With a 77-point cushion over his nearest rival in Ferrari's Fernando Alonso, Vettel could conceivably make it four in a row on Sunday in Suzuka, the scene of his 2011 championship success.
Should Vettel achieve the feat, either in Japan or the double header in India and Abu Dhabi that follows, the 26-year-old will become the youngest four-time winner in the sport's history.
Of the three other quadruple championship winners, Juan Manuel Fangio was 45 when he claimed his fourth crown, whilst Alain Prost and Michael Schumacher were 38 and 32 respectively.
"If we are to achieve it, then it would be massive," said Red Bull team principal Horner.
"To win it the first time was special, to defend it was remarkable, and we never thought we could surpass the triple.
"If we get a fourth, it would be something the whole team would be blown away by. It would be phenomenal."
Naturally, the prospect of a fourth title is a tantalising one, not that Horner is allowing his mind to contemplate such a prospect.
"We have not allowed our thoughts to drift, we are not thinking about the championship. We have stayed in the moment and stayed focused," insisted Horner.
"If the moon and stars align and he wins the race and Fernando is ninth or below, then theoretically he can win the championship.
"But our approach in Suzuka will be the same as in our other races this year in that we will go there to get the best out of ourselves, and the championship will tend to take care of itself.
"So long as we win it, I don't care where we win it, but the chances of us winning it in Suzuka are low.
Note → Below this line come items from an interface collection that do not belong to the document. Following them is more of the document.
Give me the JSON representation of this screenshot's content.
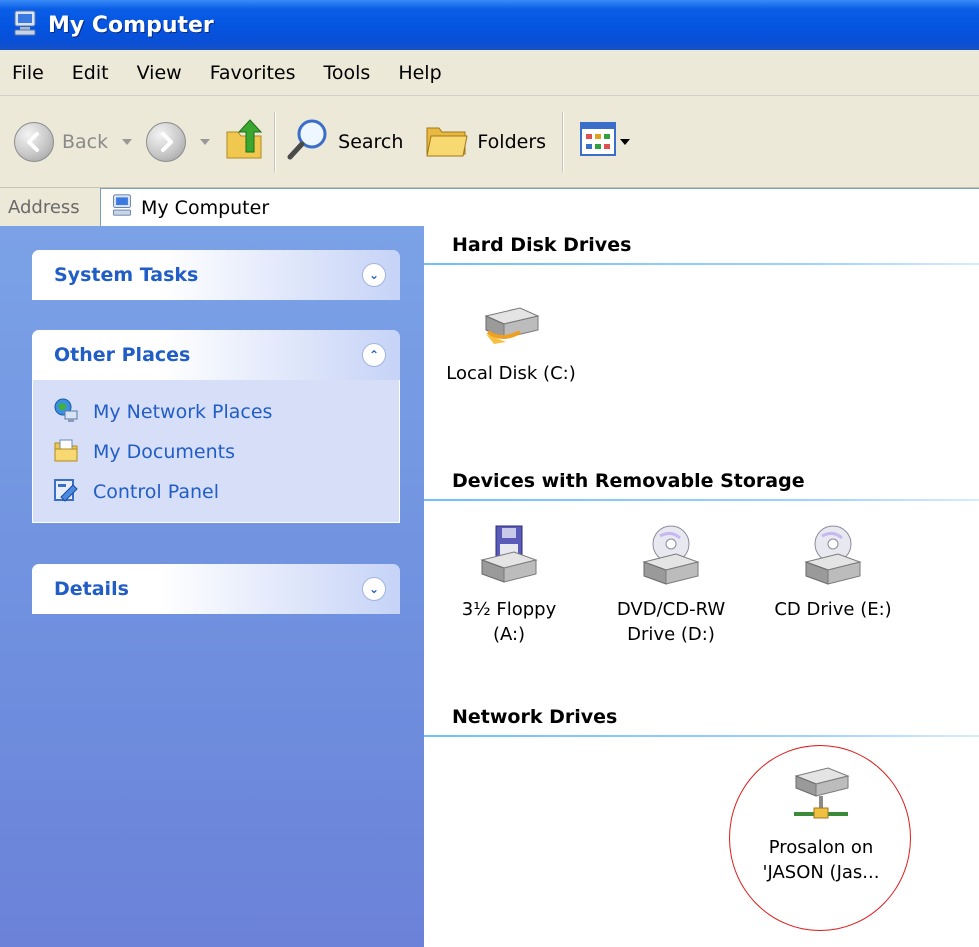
{
  "window": {
    "title": "My Computer"
  },
  "menu": [
    "File",
    "Edit",
    "View",
    "Favorites",
    "Tools",
    "Help"
  ],
  "toolbar": {
    "back": "Back",
    "search": "Search",
    "folders": "Folders"
  },
  "address": {
    "label": "Address",
    "value": "My Computer"
  },
  "taskpane": {
    "system_tasks": "System Tasks",
    "other_places": {
      "title": "Other Places",
      "items": [
        "My Network Places",
        "My Documents",
        "Control Panel"
      ]
    },
    "details": "Details"
  },
  "groups": {
    "hard_disk": "Hard Disk Drives",
    "removable": "Devices with Removable Storage",
    "network": "Network Drives"
  },
  "drives": {
    "local_c": "Local Disk (C:)",
    "floppy_l1": "3½ Floppy",
    "floppy_l2": "(A:)",
    "dvd_l1": "DVD/CD-RW",
    "dvd_l2": "Drive (D:)",
    "cd": "CD Drive (E:)",
    "net_l1": "Prosalon on",
    "net_l2": "'JASON (Jas..."
  },
  "colors": {
    "title_blue": "#0454e0",
    "link_blue": "#215dc6",
    "highlight_circle": "#e01a1a"
  }
}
When does Fernando Alonso ever not finish a race?
"He is driving supremely well at the moment, and with discipline. He is on a great run.
"So we are going to push to the end of this championship, right up to the chequered flag in Brazil (the final race).
"Because we cannot control what others do, we just need to push ourselves, which is what we will do."
Ironically, Alonso failed to finish last year's Japanese Grand Prix after suffering a first-lap accident, whilst Vettel went on to take the chequered flag, the scenario required that would see the latter become champion again.
It was the German's third victory in four years at Suzuka where he has also been on pole for the last four races.
Despite such dominance, not just in Japan but overall in F1, Horner maintains that "winning never gets boring".
To the fans, and as Lewis Hamilton remarked this week, Vettel may be sending everyone to sleep with his performances, but for Horner the hard work, will and determination within the team are second to none.
"To win races takes so much effort from all the departments behind the scenes," added Horner.
"All the guys and girls back at the factory in Milton Keynes are working flat out.
"We had Adrian Newey (chief technical officer) back in the operations room supporting the team through all of the sessions.
"So he was a virtual attendance at the grand prix, like he was on the pit wall, but he wasn't there.
"And it is down to that type of teamwork, and the effort that goes on behind the scenes that we are able to achieve the kind of results we have over the last four or five years."